We set off on the Sunday. The canal now was intermittently by passing weirs on the river and most of the travelling was on the river itself. In each by-pass there was a lock which was now self-operated by the boaters. It was a pity that the Swiss boat ahead of us at one lock did not wait for us to join them in the lock (there would have been room) but set the gates closing in our face leaving us to fend for ourselves in rather disturbed water. It was even more of a pity that, after they left the lock, it malfunctioned so all in all we waited an hour before being able to enter the lock. We put the anchor down while we waited. We stopped for the night at Osselle and the next day reached Thoraise. This has an interesting configuration of waterways. The canal has been cut to avoid a huge bight in the river and includes a lock and a tunnel through the hill on which the town stands. At the far end of the tunnel one completes a sharp right to continue along the canal. It was such a pleasant mooring and the day was hot and sunny so we stayed put for another night before making the three hour journey up river to Besançon, where we arrived two days before our rail journey to the U.K. How’s that for planning?
There is a marina at Besançon, but it is on the river on the far side of the city. We tied up to a pontoon just by the entrance to another tunnel which again runs through the mountain under the city and it was there that we left ‘Charlie Dee’ moored while we spent the next five days in the U.K. It might have been safer in the marina but that would have necessitated a tricky voyage past the weir onto the swollen river. The river was already cascading over an island which usually separates it from the canalised part of the waterway. It turned out that that was a wise decision.
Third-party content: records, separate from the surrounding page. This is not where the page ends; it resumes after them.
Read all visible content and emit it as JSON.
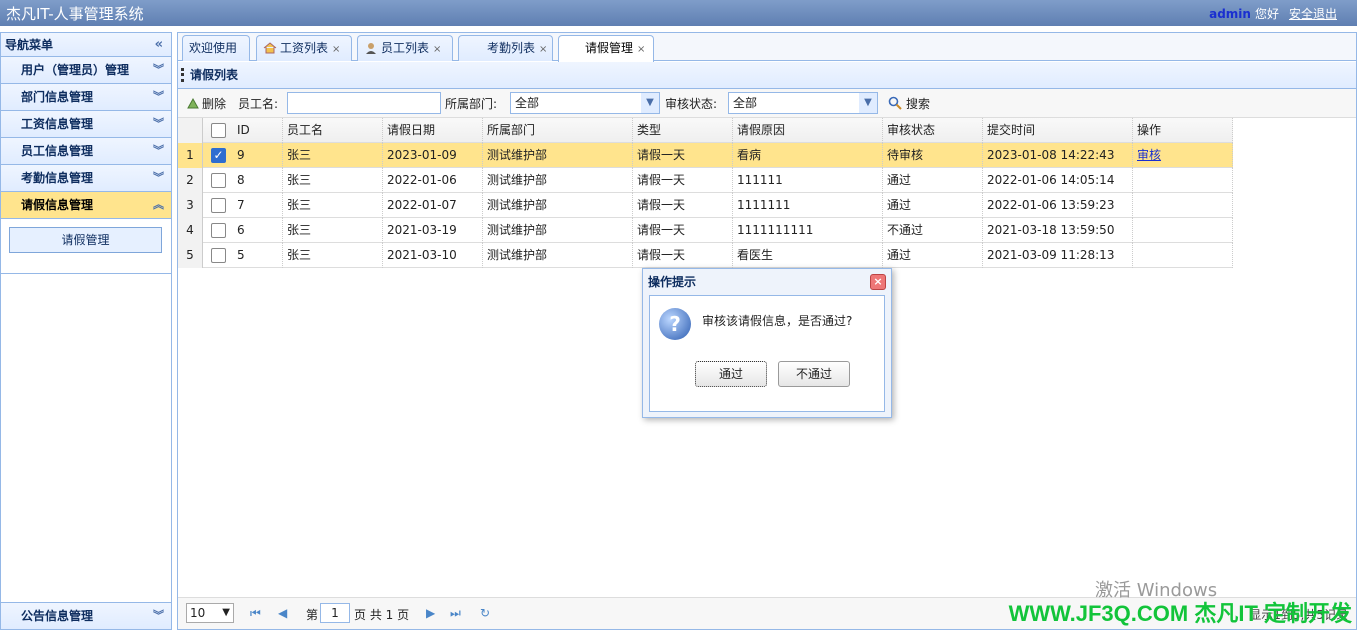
{
  "app": {
    "title": "杰凡IT-人事管理系统",
    "user": "admin",
    "greeting": "您好",
    "logout": "安全退出"
  },
  "sidebar": {
    "title": "导航菜单",
    "items": [
      {
        "label": "用户（管理员）管理"
      },
      {
        "label": "部门信息管理"
      },
      {
        "label": "工资信息管理"
      },
      {
        "label": "员工信息管理"
      },
      {
        "label": "考勤信息管理"
      },
      {
        "label": "请假信息管理"
      }
    ],
    "active_sub": "请假管理",
    "bottom_item": "公告信息管理"
  },
  "tabs": [
    {
      "label": "欢迎使用"
    },
    {
      "label": "工资列表"
    },
    {
      "label": "员工列表"
    },
    {
      "label": "考勤列表"
    },
    {
      "label": "请假管理"
    }
  ],
  "panel": {
    "title": "请假列表"
  },
  "toolbar": {
    "delete": "删除",
    "name_label": "员工名:",
    "name_value": "",
    "dept_label": "所属部门:",
    "dept_value": "全部",
    "status_label": "审核状态:",
    "status_value": "全部",
    "search": "搜索"
  },
  "table": {
    "columns": [
      "ID",
      "员工名",
      "请假日期",
      "所属部门",
      "类型",
      "请假原因",
      "审核状态",
      "提交时间",
      "操作"
    ],
    "rows": [
      {
        "num": "1",
        "id": "9",
        "name": "张三",
        "date": "2023-01-09",
        "dept": "测试维护部",
        "type": "请假一天",
        "reason": "看病",
        "status": "待审核",
        "time": "2023-01-08 14:22:43",
        "action": "审核",
        "checked": true
      },
      {
        "num": "2",
        "id": "8",
        "name": "张三",
        "date": "2022-01-06",
        "dept": "测试维护部",
        "type": "请假一天",
        "reason": "111111",
        "status": "通过",
        "time": "2022-01-06 14:05:14",
        "action": "",
        "checked": false
      },
      {
        "num": "3",
        "id": "7",
        "name": "张三",
        "date": "2022-01-07",
        "dept": "测试维护部",
        "type": "请假一天",
        "reason": "1111111",
        "status": "通过",
        "time": "2022-01-06 13:59:23",
        "action": "",
        "checked": false
      },
      {
        "num": "4",
        "id": "6",
        "name": "张三",
        "date": "2021-03-19",
        "dept": "测试维护部",
        "type": "请假一天",
        "reason": "1111111111",
        "status": "不通过",
        "time": "2021-03-18 13:59:50",
        "action": "",
        "checked": false
      },
      {
        "num": "5",
        "id": "5",
        "name": "张三",
        "date": "2021-03-10",
        "dept": "测试维护部",
        "type": "请假一天",
        "reason": "看医生",
        "status": "通过",
        "time": "2021-03-09 11:28:13",
        "action": "",
        "checked": false
      }
    ]
  },
  "pager": {
    "size": "10",
    "page_prefix": "第",
    "page": "1",
    "page_suffix": "页 共 1 页",
    "summary": "显示1到5,共5记录"
  },
  "dialog": {
    "title": "操作提示",
    "message": "审核该请假信息，是否通过?",
    "ok": "通过",
    "cancel": "不通过"
  },
  "overlay": {
    "activate": "激活 Windows",
    "watermark": "WWW.JF3Q.COM 杰凡IT 定制开发"
  }
}
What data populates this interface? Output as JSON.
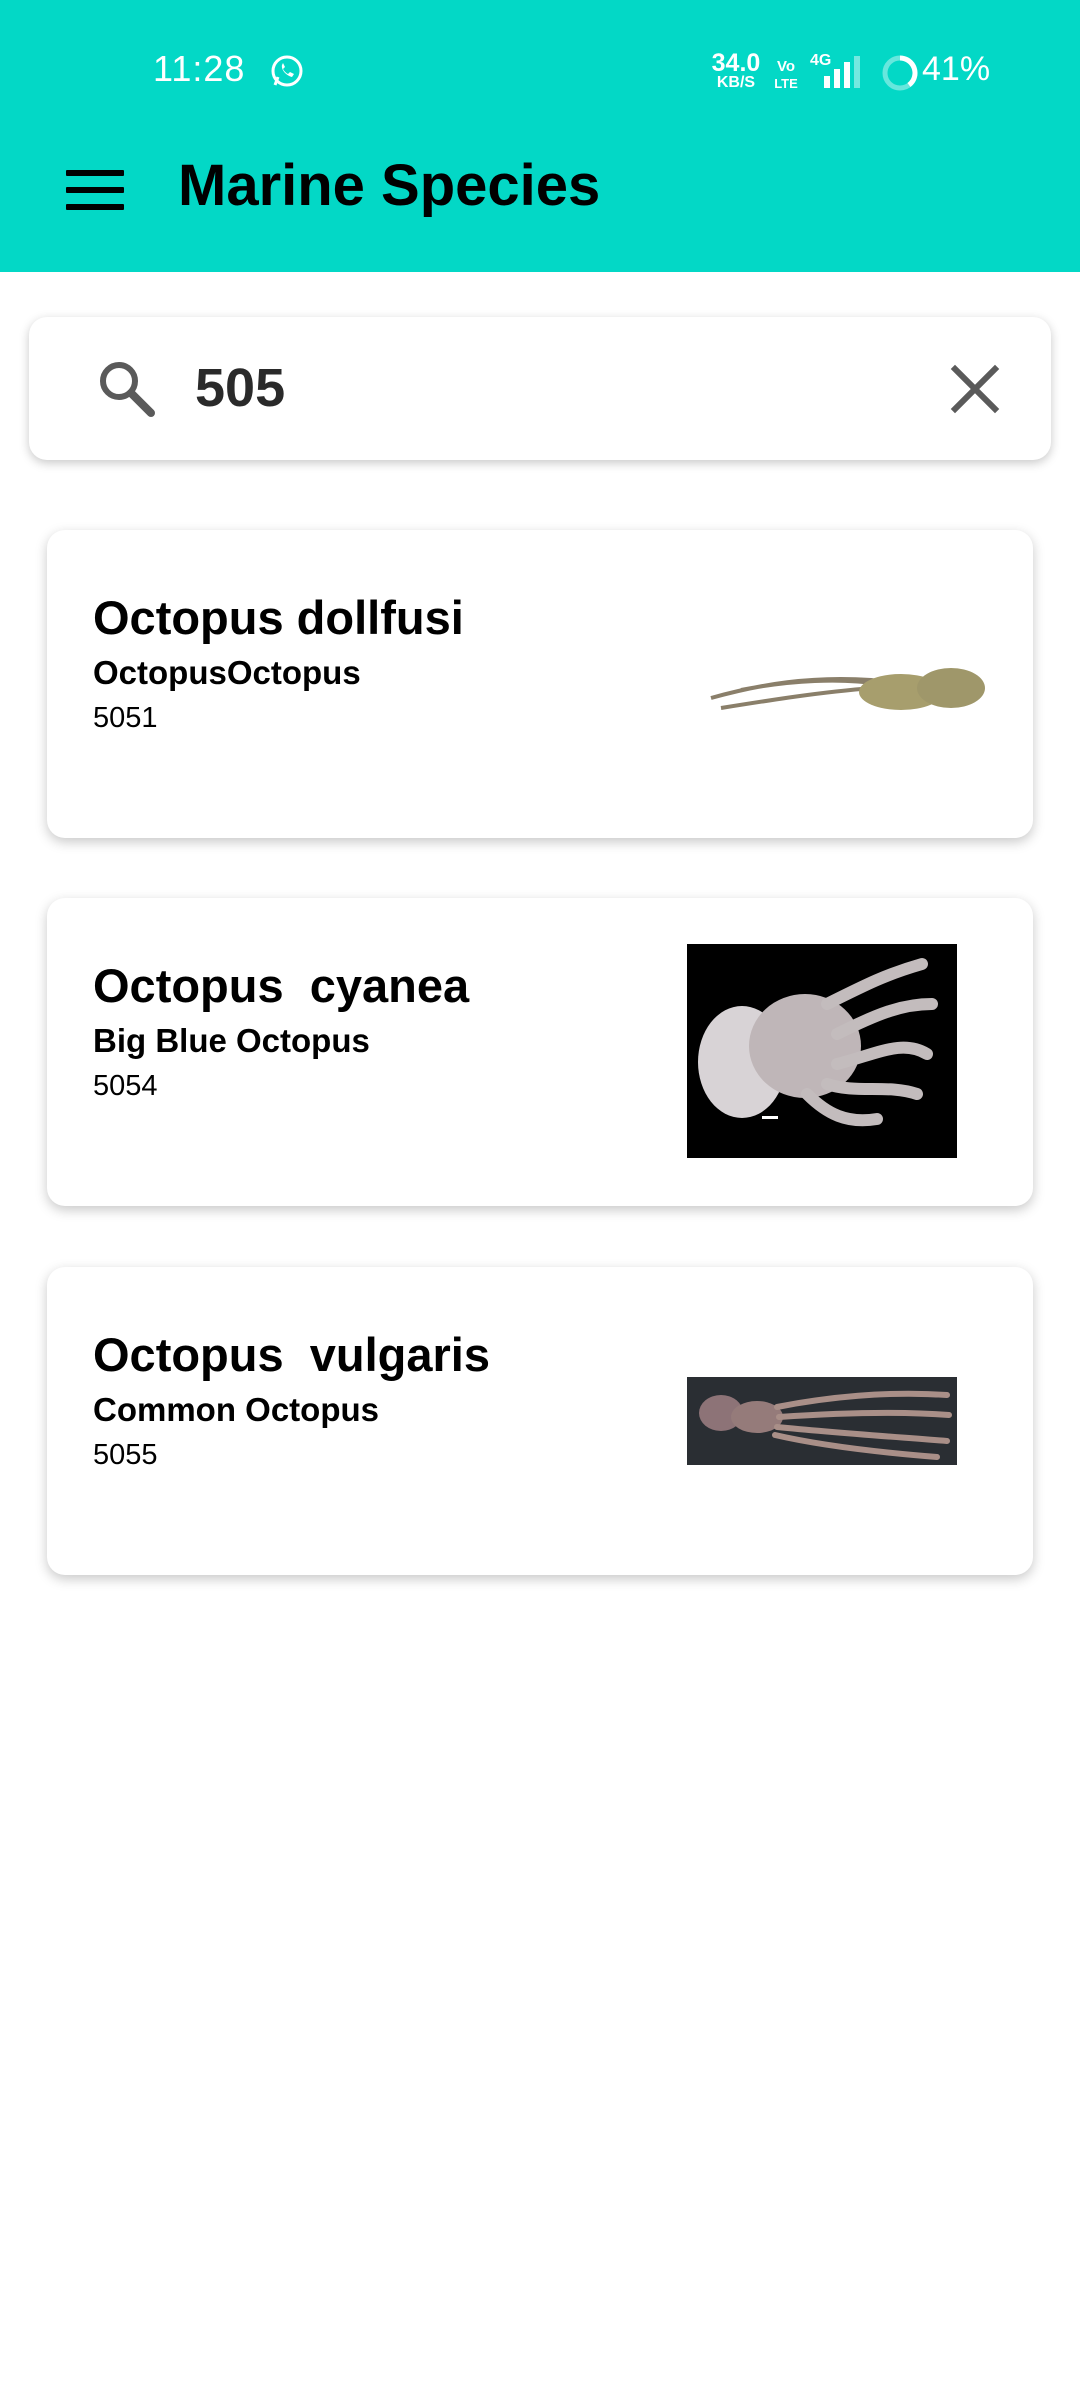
{
  "status_bar": {
    "time": "11:28",
    "speed_value": "34.0",
    "speed_unit": "KB/S",
    "volte_top": "Vo",
    "volte_bottom": "LTE",
    "network": "4G",
    "battery": "41%",
    "icons": [
      "whatsapp-icon",
      "signal-icon",
      "battery-icon"
    ]
  },
  "app_bar": {
    "title": "Marine Species",
    "menu_icon": "hamburger-menu-icon",
    "color": "#03d8c6"
  },
  "search": {
    "value": "505",
    "search_icon": "search-icon",
    "clear_icon": "close-icon"
  },
  "results": [
    {
      "name": "Octopus dollfusi",
      "common_name": "OctopusOctopus",
      "code": "5051",
      "image": "octopus-dollfusi-photo"
    },
    {
      "name": "Octopus  cyanea",
      "common_name": "Big Blue Octopus",
      "code": "5054",
      "image": "octopus-cyanea-photo"
    },
    {
      "name": "Octopus  vulgaris",
      "common_name": "Common Octopus",
      "code": "5055",
      "image": "octopus-vulgaris-photo"
    }
  ]
}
Some days later the marina staff put all the boat crews in a hotel overnight as they feared the water might become high enough to crash through the marina and damage the boats. They obviously did not want any injuries or deaths on their hands; not good for business.
Back from the UK & on to Deluz …. to be continued
‘Charlie Dee‘ is currently for sale & berthed at Brighton Marina. If you like the idea of enjoying ‘Life Afloat’ & venturing off to new grounds & exploring the inland waterways of France like Anne & Barrie, take a closer look.